  • Climate change and environmental degradation: Climate change and environmental degradation can also threaten the diversity in India, as it can lead to the loss of biodiversity and the displacement of communities that rely on natural resources.


What are the existing mechanisms to promote Unity and diversity in India?

Constitutional mechanisms:

  • Provisions for Geographical Unity: The spirit of the Constitution is that India is an "indestructible Union of the Destructible states”. Promoting ‘unity and integrity of the nation’ is one of the objectives stated in the preamble. 
  • Provisions for ethnic and Cultural Unity: Article 29 of the constitution mandates the state to protect the distinguished culture and traditions of various ethnic groups.
  • Provision for religious Unity: The constitution of India defines it as a secular country. As per Article 25 of the constitution, the people are allowed to preach and propagate any religion. Further, under Article 15, the state is directed to ensure that there shall be no discrimination on the ground of religion with any person.
  • Provision for unity in diverse languages: The constitution of India doesn't impose any single language as a national language.
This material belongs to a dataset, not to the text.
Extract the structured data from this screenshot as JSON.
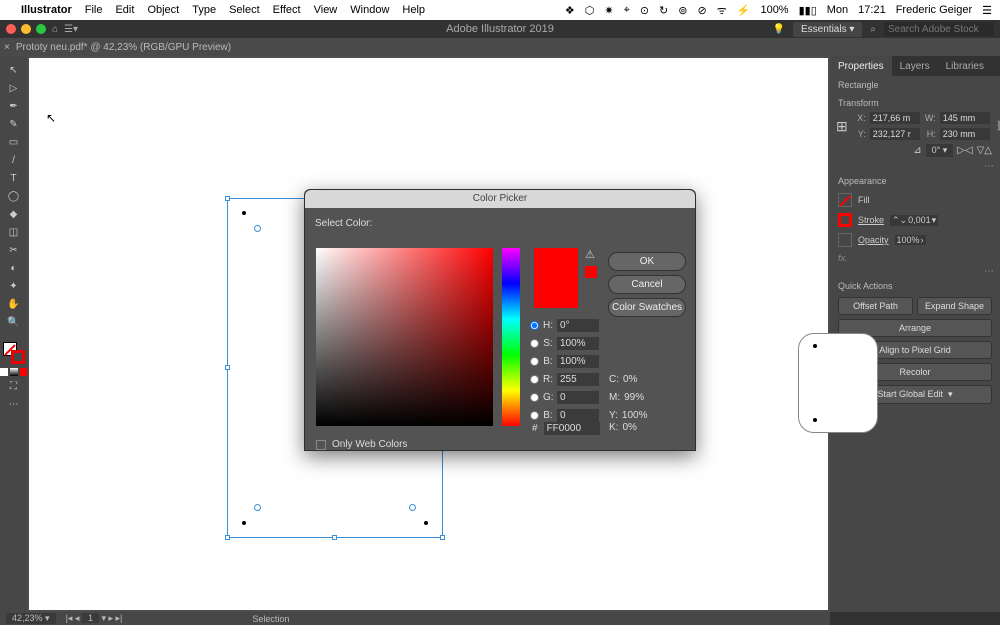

Schedule 8 of the constitution recognizes 22 languages of our country.

Policy mechanisms: 

  • ‘Ek Bharat, Shreshtha Bharat’- Programme aims to enhance interaction & promote mutual understanding between people of different states/UTs 
  • New Education Policy 2020- Has ‘3 Language formula’ in School Education. 
  • One Nation-One Ration Card- To promote inter-state mobility among the workforce.
  • Establishment of bodies like National Integration Council, Inter-state Council.


How to strike a balance between unity and diversity in India?

To strike a balance between unity and diversity in India, it is essential to acknowledge and appreciate the differences among various groups while promoting a sense of togetherness, trust, and solidarity

  • It is crucial to refrain from attempting to assimilate or be assimilated into other cultures, but instead, show respect for the unique identities of each group. 
  • The process of balancing diversity with unity is an ongoing one, and it is essential to cultivate multiple identities. 
  • Regardless of one's racial, ethnic, linguistic, or religious identity, every citizen of India should prioritize their Indian identity
  • Ultimately, the key to achieving this balance is to recognize and embrace the differences while simultaneously promoting a sense of unity and common purpose.


Previous Year Questions



Q) Describe any four cultural elements of diversity in India and rate their relative significance in building a national identity. (2015)


Q) Has the formation of linguistic States strengthened the cause of Indian Unity? (2016)


Q) In the context of diversity of India, can it be said that the regions form cultural units rather than the States? Give reasons with examples for your viewpoint. (2017)


Q) The spirit of tolerance and love is not only an interesting feature of Indian society from very early times, but it is also playing an important part at the present. Elaborate. (2017)


Frequently Asked Questions (FAQs)


Q) What is meant by Melting pot and Salad bowl theory in the context of Society?

The melting pot theory refers to the idea that different cultural groups will come together and mix, creating a homogenous society where everyone shares the same culture. 

The salad bowl theory, on the other hand, suggests that different cultural groups will retain their distinctiveness and coexist harmoniously, creating a diverse society where different cultures coexist and maintain their individuality.


Q) What is meant by the phrase ‘vasudhaiva kutumbakam’?

"Vasudhaiva Kutumbakam" is a phrase in Sanskrit, meaning "the world is one family." It expresses the idea that all people are interconnected and that every human being is a member of a larger global community. It is a core principle of Indian culture and philosophy, which emphasizes the interconnectedness and unity of all life. The phrase is often invoked to promote universal brotherhood and a sense of belonging to a global community.